Best Buy shares saw a massive upswing on Wednesday as the company announced its Q4 earnings report, well-above analysts’ expectations. Pumping its profits was its selection of wearables, smart home devices, and the unstoppable popularity of free game Fortnite driving demand for gaming consoles and…
Best Buy shares saw a massive upswing on Wednesday as the company announced its Q4 earnings report, well-above analysts’ expectations.
Pumping its profits was its selection of wearables, smart home devices, and the unstoppable popularity of free game Fortnite driving demand for gaming consoles and accessories throughout the holidays.
With many analysts pointing to a crisis in retail in the U.S., large name brands have been folding like a deck of cards. Bankruptcy filings in 2018 included Toys ‘R’ Us, and the 126-year-old Sears, the original ‘everything store’, closing its doors for good.
Giant retailers like these have been slow to adapt to the wave of online shopping. They were unable to keep pace with the likes of Amazon providing free delivery, fast delivery, and without the need to go instore and wait in line.
Mainstreets and malls across the land have become little more than ghost towns with empty stores behind faded facades. So how did Best Buy manage to buck the trend? Unlike Toys ‘R’ Us or Sears, Best Buy wasn’t up to its eyeballs in debt. It was able to stay nimbler and invest in its infrastructure.
While customers at Sears stores were met with fewer employees, fading wallpaper, and aging stores, Best Buy customers experienced a clean and modern shopping experience.
Moreover, the company’s CEO Hubert Joly recognized the importance of online shopping to his customers. Between 2012 and 2018, online sales accounted for some 16 percent of all revenue. This is a much higher figure than most retailers.
Best Buy took a risky move by promising to price match Amazon. However, Joy also decided to work with rather than against the competition.
He allowed brands like Apple, Amazon, and Samsung to open up mini-boutiques inside his stores. This was a win-win all around, saving the online giants from opening up their own stores–and allowing Best Buy to “piggyback” off their success.
Rather than ax employees left and right, the Best Buy ‘Geek Squad’ is well-known for helping out customers with their technical issues. Now they even go out to customers where they live and help to set up their appliances.
Best Buy offers its customers something that online retailers cannot, by going the last mile. Joly said:
Our customers are noticing the improved experience we provide them as they interact with us digitally, in stores or in their homes.
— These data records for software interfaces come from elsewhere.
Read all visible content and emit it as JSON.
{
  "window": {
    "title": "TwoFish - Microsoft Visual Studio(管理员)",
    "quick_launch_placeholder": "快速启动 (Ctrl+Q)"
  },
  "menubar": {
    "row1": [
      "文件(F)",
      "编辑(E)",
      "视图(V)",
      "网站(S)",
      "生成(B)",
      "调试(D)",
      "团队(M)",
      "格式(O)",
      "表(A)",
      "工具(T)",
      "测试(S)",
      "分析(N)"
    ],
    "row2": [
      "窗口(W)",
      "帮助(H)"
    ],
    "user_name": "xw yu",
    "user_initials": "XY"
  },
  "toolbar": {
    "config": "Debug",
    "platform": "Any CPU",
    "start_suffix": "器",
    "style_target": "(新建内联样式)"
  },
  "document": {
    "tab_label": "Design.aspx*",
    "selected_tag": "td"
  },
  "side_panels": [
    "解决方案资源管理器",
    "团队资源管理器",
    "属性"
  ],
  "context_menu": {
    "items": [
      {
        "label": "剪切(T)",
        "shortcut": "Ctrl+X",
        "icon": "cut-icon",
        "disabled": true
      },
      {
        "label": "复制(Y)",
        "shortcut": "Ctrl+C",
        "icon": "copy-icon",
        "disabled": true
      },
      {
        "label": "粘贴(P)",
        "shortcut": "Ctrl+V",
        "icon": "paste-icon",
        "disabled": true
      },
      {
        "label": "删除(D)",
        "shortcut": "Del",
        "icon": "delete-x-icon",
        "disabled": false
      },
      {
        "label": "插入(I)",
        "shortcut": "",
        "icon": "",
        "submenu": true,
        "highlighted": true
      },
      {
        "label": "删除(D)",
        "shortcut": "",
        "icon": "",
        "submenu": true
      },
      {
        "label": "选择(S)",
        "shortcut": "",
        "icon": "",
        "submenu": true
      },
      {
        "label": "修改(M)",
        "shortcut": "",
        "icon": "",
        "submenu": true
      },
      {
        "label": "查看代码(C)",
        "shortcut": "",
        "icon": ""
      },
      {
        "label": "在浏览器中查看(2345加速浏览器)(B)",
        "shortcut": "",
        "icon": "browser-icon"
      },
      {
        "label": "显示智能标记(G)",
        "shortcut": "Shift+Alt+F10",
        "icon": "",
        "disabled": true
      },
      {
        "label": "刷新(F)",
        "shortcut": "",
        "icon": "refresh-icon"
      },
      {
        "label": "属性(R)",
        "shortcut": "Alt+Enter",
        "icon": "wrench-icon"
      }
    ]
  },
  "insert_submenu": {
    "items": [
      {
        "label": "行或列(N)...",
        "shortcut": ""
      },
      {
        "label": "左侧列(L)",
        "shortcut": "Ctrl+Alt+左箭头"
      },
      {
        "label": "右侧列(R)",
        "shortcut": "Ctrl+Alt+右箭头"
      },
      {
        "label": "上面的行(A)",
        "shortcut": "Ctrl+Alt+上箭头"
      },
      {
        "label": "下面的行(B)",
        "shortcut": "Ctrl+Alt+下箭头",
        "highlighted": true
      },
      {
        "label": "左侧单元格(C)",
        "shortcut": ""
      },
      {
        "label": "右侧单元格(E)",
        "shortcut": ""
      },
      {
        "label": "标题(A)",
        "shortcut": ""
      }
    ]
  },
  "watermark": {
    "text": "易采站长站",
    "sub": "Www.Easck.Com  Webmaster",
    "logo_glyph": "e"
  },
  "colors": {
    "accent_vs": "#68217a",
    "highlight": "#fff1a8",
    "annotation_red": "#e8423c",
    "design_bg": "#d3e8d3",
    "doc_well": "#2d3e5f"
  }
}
In fact, rather than cut jobs, Best Buy has seen employee turnover fall from 50 to 30 percent as the company invested in training and further human resources initiatives.
It’s this ability to stay ahead of the curve, adapt, offer something that other stores can’t and deliver customers a reason to visit the store that has kept Best Buy afloat and even thriving amidst a retail meltdown.
And it allows the company to reap in the benefits that Fortnite’s popularity provides. Customers want to go to the store with comfortable facilities and a modern feel to buy the products they need for the video game.
Best Buy’s stock climbed by as much as 16 percent on Wednesday afternoon, before closing the day some 14.21% up.
This bucks a downward trend throughout much of 2018. However, despite a few bumps in the road, the company has now reported same-store sales gains for eight consecutive quarters.
Better-than-expected Q4 earnings clearly show that Best Buy’s investments in its employees and infrastructure are paying off. The retailer has a hopeful outlook for fiscal 2020, with an earnings per share call between $5.45 and $5.65–assuming that tariff prices remain consistent at 10 percent. Some things remain outside of Joly’s control.